● **What you should do**:
Print all of the records below again without a single difference.

[Items from an interface collection]

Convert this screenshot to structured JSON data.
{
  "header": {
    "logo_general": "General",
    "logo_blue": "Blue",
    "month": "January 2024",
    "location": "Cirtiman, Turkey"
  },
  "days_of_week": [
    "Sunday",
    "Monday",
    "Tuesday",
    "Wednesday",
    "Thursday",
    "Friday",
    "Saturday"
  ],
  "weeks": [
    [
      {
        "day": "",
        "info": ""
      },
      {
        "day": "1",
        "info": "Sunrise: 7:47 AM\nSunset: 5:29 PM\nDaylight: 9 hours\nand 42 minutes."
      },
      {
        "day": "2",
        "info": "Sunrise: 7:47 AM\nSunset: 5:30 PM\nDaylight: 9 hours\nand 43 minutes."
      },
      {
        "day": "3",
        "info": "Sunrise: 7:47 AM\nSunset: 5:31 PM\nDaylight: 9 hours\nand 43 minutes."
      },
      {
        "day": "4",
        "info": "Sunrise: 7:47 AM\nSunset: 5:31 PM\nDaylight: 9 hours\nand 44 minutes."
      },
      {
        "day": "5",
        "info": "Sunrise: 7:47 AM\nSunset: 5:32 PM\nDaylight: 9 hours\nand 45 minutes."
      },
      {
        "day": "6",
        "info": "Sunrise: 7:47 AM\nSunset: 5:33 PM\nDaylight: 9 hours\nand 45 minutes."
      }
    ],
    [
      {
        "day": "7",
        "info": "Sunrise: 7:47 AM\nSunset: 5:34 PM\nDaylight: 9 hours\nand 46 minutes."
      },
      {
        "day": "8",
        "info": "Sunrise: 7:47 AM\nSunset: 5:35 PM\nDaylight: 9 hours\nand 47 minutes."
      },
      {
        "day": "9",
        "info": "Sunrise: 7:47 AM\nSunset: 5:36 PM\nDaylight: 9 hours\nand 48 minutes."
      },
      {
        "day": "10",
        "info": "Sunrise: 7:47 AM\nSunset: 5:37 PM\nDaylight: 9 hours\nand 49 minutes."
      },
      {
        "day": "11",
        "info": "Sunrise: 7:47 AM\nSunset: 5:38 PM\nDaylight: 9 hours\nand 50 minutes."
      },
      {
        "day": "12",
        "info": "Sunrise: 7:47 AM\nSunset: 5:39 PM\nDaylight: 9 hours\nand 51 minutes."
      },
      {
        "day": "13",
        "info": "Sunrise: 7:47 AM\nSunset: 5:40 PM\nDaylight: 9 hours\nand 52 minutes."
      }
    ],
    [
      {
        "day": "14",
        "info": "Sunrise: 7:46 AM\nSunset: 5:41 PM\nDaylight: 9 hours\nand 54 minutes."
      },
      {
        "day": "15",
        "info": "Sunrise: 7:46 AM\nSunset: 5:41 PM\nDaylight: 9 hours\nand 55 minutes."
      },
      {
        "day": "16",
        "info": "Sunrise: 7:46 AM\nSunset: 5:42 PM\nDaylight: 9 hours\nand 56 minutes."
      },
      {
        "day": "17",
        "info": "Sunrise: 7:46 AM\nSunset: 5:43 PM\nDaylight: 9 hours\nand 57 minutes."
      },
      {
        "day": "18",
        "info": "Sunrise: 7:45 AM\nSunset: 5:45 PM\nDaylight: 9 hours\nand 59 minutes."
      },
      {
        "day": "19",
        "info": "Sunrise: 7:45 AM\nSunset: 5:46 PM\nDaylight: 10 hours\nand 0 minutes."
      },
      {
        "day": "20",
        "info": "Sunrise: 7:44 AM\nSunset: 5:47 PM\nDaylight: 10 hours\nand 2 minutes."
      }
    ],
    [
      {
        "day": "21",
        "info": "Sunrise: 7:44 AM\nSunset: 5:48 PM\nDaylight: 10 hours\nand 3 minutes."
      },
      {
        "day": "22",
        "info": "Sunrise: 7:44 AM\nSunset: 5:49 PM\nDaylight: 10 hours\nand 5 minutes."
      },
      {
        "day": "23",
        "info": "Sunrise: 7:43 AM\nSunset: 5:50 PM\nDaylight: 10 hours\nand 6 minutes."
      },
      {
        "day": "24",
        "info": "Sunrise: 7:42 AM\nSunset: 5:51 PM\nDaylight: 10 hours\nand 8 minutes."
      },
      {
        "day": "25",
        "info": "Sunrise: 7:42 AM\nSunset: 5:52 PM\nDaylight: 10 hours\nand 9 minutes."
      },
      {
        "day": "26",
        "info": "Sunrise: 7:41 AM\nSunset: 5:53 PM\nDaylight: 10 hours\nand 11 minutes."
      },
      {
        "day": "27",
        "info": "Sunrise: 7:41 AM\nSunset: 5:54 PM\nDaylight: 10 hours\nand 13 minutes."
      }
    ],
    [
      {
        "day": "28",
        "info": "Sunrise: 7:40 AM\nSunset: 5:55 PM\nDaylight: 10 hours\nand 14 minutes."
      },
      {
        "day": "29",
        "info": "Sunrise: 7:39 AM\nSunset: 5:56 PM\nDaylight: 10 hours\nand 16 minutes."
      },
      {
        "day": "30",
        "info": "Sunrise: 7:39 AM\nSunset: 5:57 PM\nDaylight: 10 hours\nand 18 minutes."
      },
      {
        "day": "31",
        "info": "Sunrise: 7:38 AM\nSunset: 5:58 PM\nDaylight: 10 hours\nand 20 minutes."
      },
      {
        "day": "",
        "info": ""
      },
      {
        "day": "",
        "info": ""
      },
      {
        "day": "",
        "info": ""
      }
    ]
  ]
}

● **Exercise solution**:
Convert this screenshot to structured JSON data.
{
  "header": {
    "logo_general": "General",
    "logo_blue": "Blue",
    "month": "January 2024",
    "location": "Cirtiman, Turkey"
  },
  "days_of_week": [
    "Sunday",
    "Monday",
    "Tuesday",
    "Wednesday",
    "Thursday",
    "Friday",
    "Saturday"
  ],
  "weeks": [
    [
      {
        "day": "",
        "info": ""
      },
      {
        "day": "1",
        "info": "Sunrise: 7:47 AM\nSunset: 5:29 PM\nDaylight: 9 hours\nand 42 minutes."
      },
      {
        "day": "2",
        "info": "Sunrise: 7:47 AM\nSunset: 5:30 PM\nDaylight: 9 hours\nand 43 minutes."
      },
      {
        "day": "3",
        "info": "Sunrise: 7:47 AM\nSunset: 5:31 PM\nDaylight: 9 hours\nand 43 minutes."
      },
      {
        "day": "4",
        "info": "Sunrise: 7:47 AM\nSunset: 5:31 PM\nDaylight: 9 hours\nand 44 minutes."
      },
      {
        "day": "5",
        "info": "Sunrise: 7:47 AM\nSunset: 5:32 PM\nDaylight: 9 hours\nand 45 minutes."
      },
      {
        "day": "6",
        "info": "Sunrise: 7:47 AM\nSunset: 5:33 PM\nDaylight: 9 hours\nand 45 minutes."
      }
    ],
    [
      {
        "day": "7",
        "info": "Sunrise: 7:47 AM\nSunset: 5:34 PM\nDaylight: 9 hours\nand 46 minutes."
      },
      {
        "day": "8",
        "info": "Sunrise: 7:47 AM\nSunset: 5:35 PM\nDaylight: 9 hours\nand 47 minutes."
      },
      {
        "day": "9",
        "info": "Sunrise: 7:47 AM\nSunset: 5:36 PM\nDaylight: 9 hours\nand 48 minutes."
      },
      {
        "day": "10",
        "info": "Sunrise: 7:47 AM\nSunset: 5:37 PM\nDaylight: 9 hours\nand 49 minutes."
      },
      {
        "day": "11",
        "info": "Sunrise: 7:47 AM\nSunset: 5:38 PM\nDaylight: 9 hours\nand 50 minutes."
      },
      {
        "day": "12",
        "info": "Sunrise: 7:47 AM\nSunset: 5:39 PM\nDaylight: 9 hours\nand 51 minutes."
      },
      {
        "day": "13",
        "info": "Sunrise: 7:47 AM\nSunset: 5:40 PM\nDaylight: 9 hours\nand 52 minutes."
      }
    ],
    [
      {
        "day": "14",
        "info": "Sunrise: 7:46 AM\nSunset: 5:41 PM\nDaylight: 9 hours\nand 54 minutes."
      },
      {
        "day": "15",
        "info": "Sunrise: 7:46 AM\nSunset: 5:41 PM\nDaylight: 9 hours\nand 55 minutes."
      },
      {
        "day": "16",
        "info": "Sunrise: 7:46 AM\nSunset: 5:42 PM\nDaylight: 9 hours\nand 56 minutes."
      },
      {
        "day": "17",
        "info": "Sunrise: 7:46 AM\nSunset: 5:43 PM\nDaylight: 9 hours\nand 57 minutes."
      },
      {
        "day": "18",
        "info": "Sunrise: 7:45 AM\nSunset: 5:45 PM\nDaylight: 9 hours\nand 59 minutes."
      },
      {
        "day": "19",
        "info": "Sunrise: 7:45 AM\nSunset: 5:46 PM\nDaylight: 10 hours\nand 0 minutes."
      },
      {
        "day": "20",
        "info": "Sunrise: 7:44 AM\nSunset: 5:47 PM\nDaylight: 10 hours\nand 2 minutes."
      }
    ],
    [
      {
        "day": "21",
        "info": "Sunrise: 7:44 AM\nSunset: 5:48 PM\nDaylight: 10 hours\nand 3 minutes."
      },
      {
        "day": "22",
        "info": "Sunrise: 7:44 AM\nSunset: 5:49 PM\nDaylight: 10 hours\nand 5 minutes."
      },
      {
        "day": "23",
        "info": "Sunrise: 7:43 AM\nSunset: 5:50 PM\nDaylight: 10 hours\nand 6 minutes."
      },
      {
        "day": "24",
        "info": "Sunrise: 7:42 AM\nSunset: 5:51 PM\nDaylight: 10 hours\nand 8 minutes."
      },
      {
        "day": "25",
        "info": "Sunrise: 7:42 AM\nSunset: 5:52 PM\nDaylight: 10 hours\nand 9 minutes."
      },
      {
        "day": "26",
        "info": "Sunrise: 7:41 AM\nSunset: 5:53 PM\nDaylight: 10 hours\nand 11 minutes."
      },
      {
        "day": "27",
        "info": "Sunrise: 7:41 AM\nSunset: 5:54 PM\nDaylight: 10 hours\nand 13 minutes."
      }
    ],
    [
      {
        "day": "28",
        "info": "Sunrise: 7:40 AM\nSunset: 5:55 PM\nDaylight: 10 hours\nand 14 minutes."
      },
      {
        "day": "29",
        "info": "Sunrise: 7:39 AM\nSunset: 5:56 PM\nDaylight: 10 hours\nand 16 minutes."
      },
      {
        "day": "30",
        "info": "Sunrise: 7:39 AM\nSunset: 5:57 PM\nDaylight: 10 hours\nand 18 minutes."
      },
      {
        "day": "31",
        "info": "Sunrise: 7:38 AM\nSunset: 5:58 PM\nDaylight: 10 hours\nand 20 minutes."
      },
      {
        "day": "",
        "info": ""
      },
      {
        "day": "",
        "info": ""
      },
      {
        "day": "",
        "info": ""
      }
    ]
  ]
}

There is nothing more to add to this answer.